Family’s heartbreak after “vivacious”, young graphic designer died suddenly of diabetes
- Credit: Archant
A vivacious, talented graphic designer nicknamed “the fun machine,” died suddenly aged just 34 as a result of the diabetes she had suffered from since a teenager.
n inquest into Annika Mary Lyons’ death heard she did not let the chronic condition get in the way of what she wanted to do, remaining hard-working, energetic, and enjoying cycling.
But her brother Julian Lyons, who had moved from Dublin to Hackney in 2006, prompting his sister to follow, told Poplar Coroner’s Court that her diabetes had been unstable for some time.
“We didn’t really pick up on it as quick as we would have liked, she was unable to detect when her blood sugars were low, whereas initially there were quite obvious tell tale signs,” he said.
“Any young person struggles to get used to taking insulin and totally changing your diet, but in the last few years she managed well.
“She didn’t talk about it and that was one of the saddest things we found at the end, when she was managing it the best, she was struggling.
“She never wanted to have me worrying about it.
- 1 Jailed: Man chased teenager and stabbed him in back in Lower Clapton
- 2 Monkeypox: 7 patients in Homerton and Royal Free hospitals
- 3 Cardboard boxes causing delays in and around Hackney Wick
- 4 Hackney girls school gets 'good' Ofsted after 'inadequate' rating
- 5 Appeal: CCTV image released after mosque attacked with bottles
- 6 ‘Messy, blundering, inconsiderate’ - Hackney mayor slams police over Dalston op violence
- 7 Jailed: North London members of Essex drugs supply network
- 8 5 of the best things to do with kids in north London
- 9 By-election after Hackney Labour councillor resigns
- 10 Two teenagers charged after 12 phones nicked in stealing spree
“The one thing which possibly wasn’t picked up by her doctors is how tired Annika was, that’s a big sign of deterioration in a diabetic’s health.”
Poplar Coroner’s Court heard that she spent time with her family at a barbecue a week before her death.

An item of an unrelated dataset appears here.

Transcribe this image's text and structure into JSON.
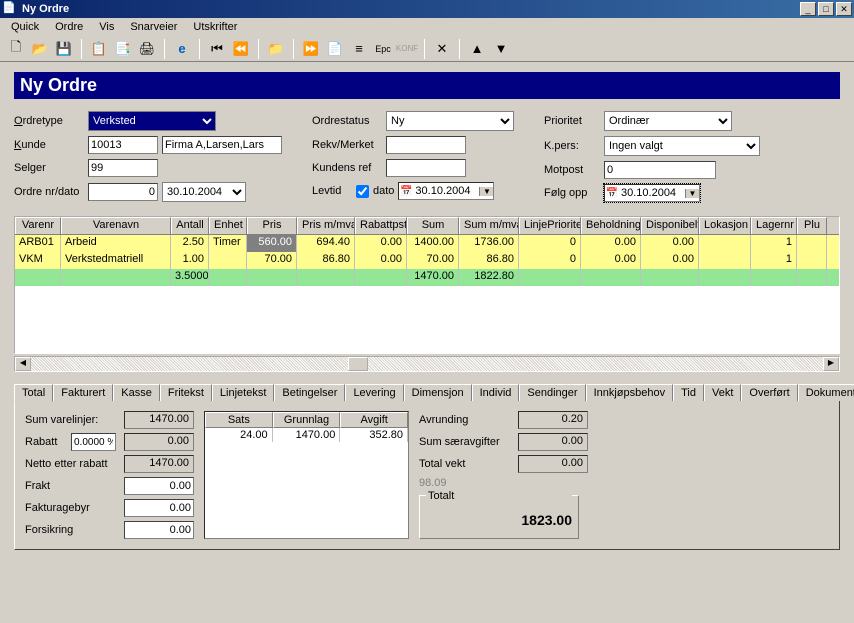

Her friend raised the alarm on May 17 when she did not turn up to meet him, and she was found collapsed in her room in the house she shared in Gunton Road, Lower Clapton.
Her glucose level was 1.4, compared to a normal range of 3-7.8, indicating hypoglycaemia – a medical emergency involving an abnormally low level of glucose in the blood.
Ms Lyons, who also suffered from other complications associated with diabetes like eye and thyroid problems and high blood pressure, had been told her kidneys were slowly failing the week before she died.
The Coroner, Jacqueline Devonish, ruled a natural cause of death, saying: “Hypoglycaemia is a well established form of sudden death in diabetes, on that basis it couldn’t have been predicted because she appeared to be quite well when she went to the doctor a few days before.”
Her mother Andrea told the court: “I would just like to say she was a wonderful sound girl, very creative and we miss her terribly.”
On the Facebook page, “A tribute to the fun machine that was Annika Lyons”, her friend Keith Barry said Annika had been a dear friend to him and so many others.
He said: “When Annika decided someone was going to be a friend, that was the end of it and she let you know in so many ways that your friendship was really important to her, such a wonderful and rare quality, such a warm and kind soul.
Vanessa Detrez added: “The words I remember you by will always be, Sparkling .... Joyful and dancing Queen ..”